 Action on causes related to gastric problems  

Rhubarb: with an extremely rich phytocompound, rhubarb is an excellent stomachic and eupeptic ingredient; in fact, it stimulates gastric secretion and motility, enhancing both digestion and gastric emptying, functions that are considerably slowed down in case of dyspepsia or gastritis.

Cardamom: the high content of terpenic molecules gives the product marked beneficial properties on the gastro-intestinal tract; its principal actions are: eupeptic, as it stimulates the digestion;  carminative, so much that cardamom extract is among the most important ingredients in phytotherapy in case of non inflammatory, chronic dyspepsia. Not least, due to its essential oil, cardamom exerts a significant antiseptic action, particularly effective against bacterial species colonising the digestive tract.

Liquorice: with its emollient and anti-inflammatory activity, liquorice has well-known beneficial properties for the gastric mucosa (particularly with its anti-ulcer action), mainly due to the presence of glycyrrhizin and flavonoids.

These vegetable ingredients are best conveyed in practical, pleasant-tasting chewable tablets (both for their action on the symptom and on its causes).

IN CASE OF HALITOSIS RELATED TO DEPURATION PROBLEMS AND FERMENTATION PROCESSES   

In order to act against the symptom (countering the formation of foul-smelling sulphur compounds and refreshing the breath) and on upstream causes (promoting the organism’s depuration processes and elimination of intestinal gases).

Nature can help you with…

Action against the symptom

Grapefruit Seed Extract: thanks to its marked, selective antimicrobial action, GSE effectively contrasts microbial proliferations and fermentations, which are responsible for bad breath.

Xylitol: it rebalances pH levels and stimulates salivation, inhibiting microbial fermenations and contrasting the formation of foul-smelling sulphur compounds.

Cinnamon (natural flavour and essential oil): cinnamon flavour and essential oil, included in the formulation in appropriate concentrations, refresh and deodorize the breath effectively, giving the product a firm, pleasant taste and contrasting the problem of bad breath in a direct way.

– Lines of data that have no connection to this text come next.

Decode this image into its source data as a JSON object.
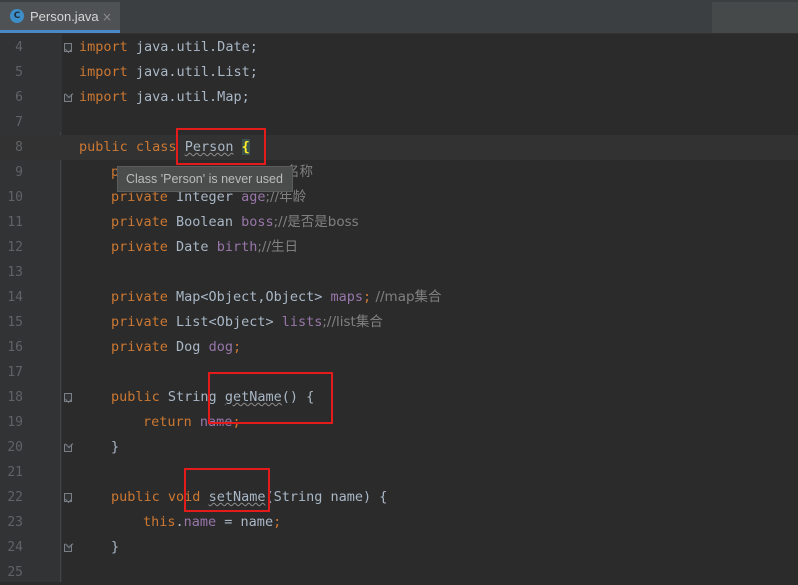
{
  "tab": {
    "icon_letter": "C",
    "label": "Person.java",
    "close": "×"
  },
  "tooltip": {
    "text": "Class 'Person' is never used"
  },
  "lines": {
    "l4": {
      "num": "4",
      "kw": "import",
      "rest": " java.util.Date;"
    },
    "l5": {
      "num": "5",
      "kw": "import",
      "rest": " java.util.List;"
    },
    "l6": {
      "num": "6",
      "kw": "import",
      "rest": " java.util.Map;"
    },
    "l7": {
      "num": "7"
    },
    "l8": {
      "num": "8",
      "kw1": "public",
      "kw2": "class",
      "name": "Person",
      "brace": "{"
    },
    "l9": {
      "num": "9",
      "kw": "p",
      "rest": "名称"
    },
    "l10": {
      "num": "10",
      "kw": "private",
      "type": "Integer",
      "field": "age",
      "comment": ";//年龄"
    },
    "l11": {
      "num": "11",
      "kw": "private",
      "type": "Boolean",
      "field": "boss",
      "comment": ";//是否是boss"
    },
    "l12": {
      "num": "12",
      "kw": "private",
      "type": "Date",
      "field": "birth",
      "comment": ";//生日"
    },
    "l13": {
      "num": "13"
    },
    "l14": {
      "num": "14",
      "kw": "private",
      "type": "Map<Object,Object>",
      "field": "maps",
      "semi": ";",
      "comment": " //map集合"
    },
    "l15": {
      "num": "15",
      "kw": "private",
      "type": "List<Object>",
      "field": "lists",
      "comment": ";//list集合"
    },
    "l16": {
      "num": "16",
      "kw": "private",
      "type": "Dog",
      "field": "dog",
      "semi": ";"
    },
    "l17": {
      "num": "17"
    },
    "l18": {
      "num": "18",
      "kw": "public",
      "type": "String",
      "method": "getName",
      "rest": "() {"
    },
    "l19": {
      "num": "19",
      "kw": "return",
      "field": "name",
      "semi": ";"
    },
    "l20": {
      "num": "20",
      "rest": "}"
    },
    "l21": {
      "num": "21"
    },
    "l22": {
      "num": "22",
      "kw1": "public",
      "kw2": "void",
      "method": "setName",
      "rest": "(String name) {"
    },
    "l23": {
      "num": "23",
      "kw": "this",
      "dot": ".",
      "field": "name",
      "rest": " = name",
      "semi": ";"
    },
    "l24": {
      "num": "24",
      "rest": "}"
    },
    "l25": {
      "num": "25"
    }
  }
}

Action on causes related to depuration problems and fermentation processes   

Milk Thistle:   rich in flavolignan substances (silimarin, silybin, silicristin) it has marked properties for hepatic protection and depuration. Moreover, it has a marked antioxidant activity, capable of improving the organism’s general efficiency also in case of chronic problems.

Achillea: the beneficial properties that Achillea exerts at systemic level, thanks to the synergy of all the functional elements present in the phytocomplex, are mainly: spasmolytic, carminative, choleretic and anti-hepatotoxic. These properties are proven by studies that have confirmed in vivo Achillea’s ability to stimulate biliary excretion and to lower the level of transaminase in the blood stream due to liver failure. Due the combination of these properties, Achillea is used in gastrointestinal disorders presenting flatulence and cramps, as well as a depurative of the organism.

These vegetable ingredients are best conveyed in practical, pleasant-tasting chewable tablets (both for their action on the symptom and on its causes).